** WHAT YOU ARE ASKED TO DO **
Nothing but a number should be given: how many lines in the listing contain the word "HMDA".

** RECORDS SUPPLIED **
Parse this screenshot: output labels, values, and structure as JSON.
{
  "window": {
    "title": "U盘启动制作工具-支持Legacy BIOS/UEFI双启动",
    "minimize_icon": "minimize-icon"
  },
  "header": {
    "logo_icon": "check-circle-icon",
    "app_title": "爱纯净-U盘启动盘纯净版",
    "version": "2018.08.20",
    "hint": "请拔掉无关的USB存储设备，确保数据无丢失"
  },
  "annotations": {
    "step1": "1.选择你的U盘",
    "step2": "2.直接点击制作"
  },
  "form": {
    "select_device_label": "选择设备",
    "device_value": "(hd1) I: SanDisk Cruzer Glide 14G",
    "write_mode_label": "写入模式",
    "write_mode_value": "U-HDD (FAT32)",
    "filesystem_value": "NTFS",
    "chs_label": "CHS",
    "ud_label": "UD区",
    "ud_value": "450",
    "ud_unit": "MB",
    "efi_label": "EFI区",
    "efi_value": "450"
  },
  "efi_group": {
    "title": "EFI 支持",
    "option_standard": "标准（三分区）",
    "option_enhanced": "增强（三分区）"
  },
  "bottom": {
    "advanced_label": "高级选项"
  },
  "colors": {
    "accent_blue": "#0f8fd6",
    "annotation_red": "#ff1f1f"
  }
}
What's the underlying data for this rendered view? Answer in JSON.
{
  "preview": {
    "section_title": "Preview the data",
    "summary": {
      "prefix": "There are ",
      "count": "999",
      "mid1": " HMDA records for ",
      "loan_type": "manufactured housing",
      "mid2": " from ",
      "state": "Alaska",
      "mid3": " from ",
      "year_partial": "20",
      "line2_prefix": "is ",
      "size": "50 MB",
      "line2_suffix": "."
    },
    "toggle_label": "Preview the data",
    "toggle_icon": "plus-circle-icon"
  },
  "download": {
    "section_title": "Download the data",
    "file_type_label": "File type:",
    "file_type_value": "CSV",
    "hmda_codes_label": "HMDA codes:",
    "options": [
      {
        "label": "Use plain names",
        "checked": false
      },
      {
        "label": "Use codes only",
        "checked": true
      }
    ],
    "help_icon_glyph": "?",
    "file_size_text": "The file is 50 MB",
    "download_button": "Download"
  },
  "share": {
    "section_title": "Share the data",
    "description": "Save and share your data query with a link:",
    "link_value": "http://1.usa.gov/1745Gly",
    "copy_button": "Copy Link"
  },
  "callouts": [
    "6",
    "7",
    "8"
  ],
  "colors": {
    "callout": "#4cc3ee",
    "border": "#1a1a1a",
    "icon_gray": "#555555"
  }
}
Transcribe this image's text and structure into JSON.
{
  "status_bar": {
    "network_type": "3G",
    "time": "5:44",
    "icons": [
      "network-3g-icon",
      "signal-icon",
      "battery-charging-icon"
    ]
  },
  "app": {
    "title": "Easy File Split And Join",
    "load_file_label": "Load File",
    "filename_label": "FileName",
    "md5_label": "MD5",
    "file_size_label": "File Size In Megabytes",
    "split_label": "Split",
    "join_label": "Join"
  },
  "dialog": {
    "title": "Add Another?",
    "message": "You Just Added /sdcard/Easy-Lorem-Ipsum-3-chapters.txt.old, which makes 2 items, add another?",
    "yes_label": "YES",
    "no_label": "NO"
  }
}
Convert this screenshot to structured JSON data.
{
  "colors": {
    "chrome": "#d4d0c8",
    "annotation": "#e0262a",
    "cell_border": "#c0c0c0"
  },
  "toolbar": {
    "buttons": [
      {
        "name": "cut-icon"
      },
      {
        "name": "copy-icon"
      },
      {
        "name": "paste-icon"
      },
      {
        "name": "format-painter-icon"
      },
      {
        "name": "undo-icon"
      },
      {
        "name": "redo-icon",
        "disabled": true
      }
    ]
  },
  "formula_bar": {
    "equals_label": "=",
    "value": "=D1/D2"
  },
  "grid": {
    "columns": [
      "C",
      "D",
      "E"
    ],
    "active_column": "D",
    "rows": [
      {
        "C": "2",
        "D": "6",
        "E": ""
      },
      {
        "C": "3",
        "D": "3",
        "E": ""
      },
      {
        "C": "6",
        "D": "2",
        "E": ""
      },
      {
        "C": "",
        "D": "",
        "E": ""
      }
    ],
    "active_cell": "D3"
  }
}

** PROBLEM SOLUTION **
2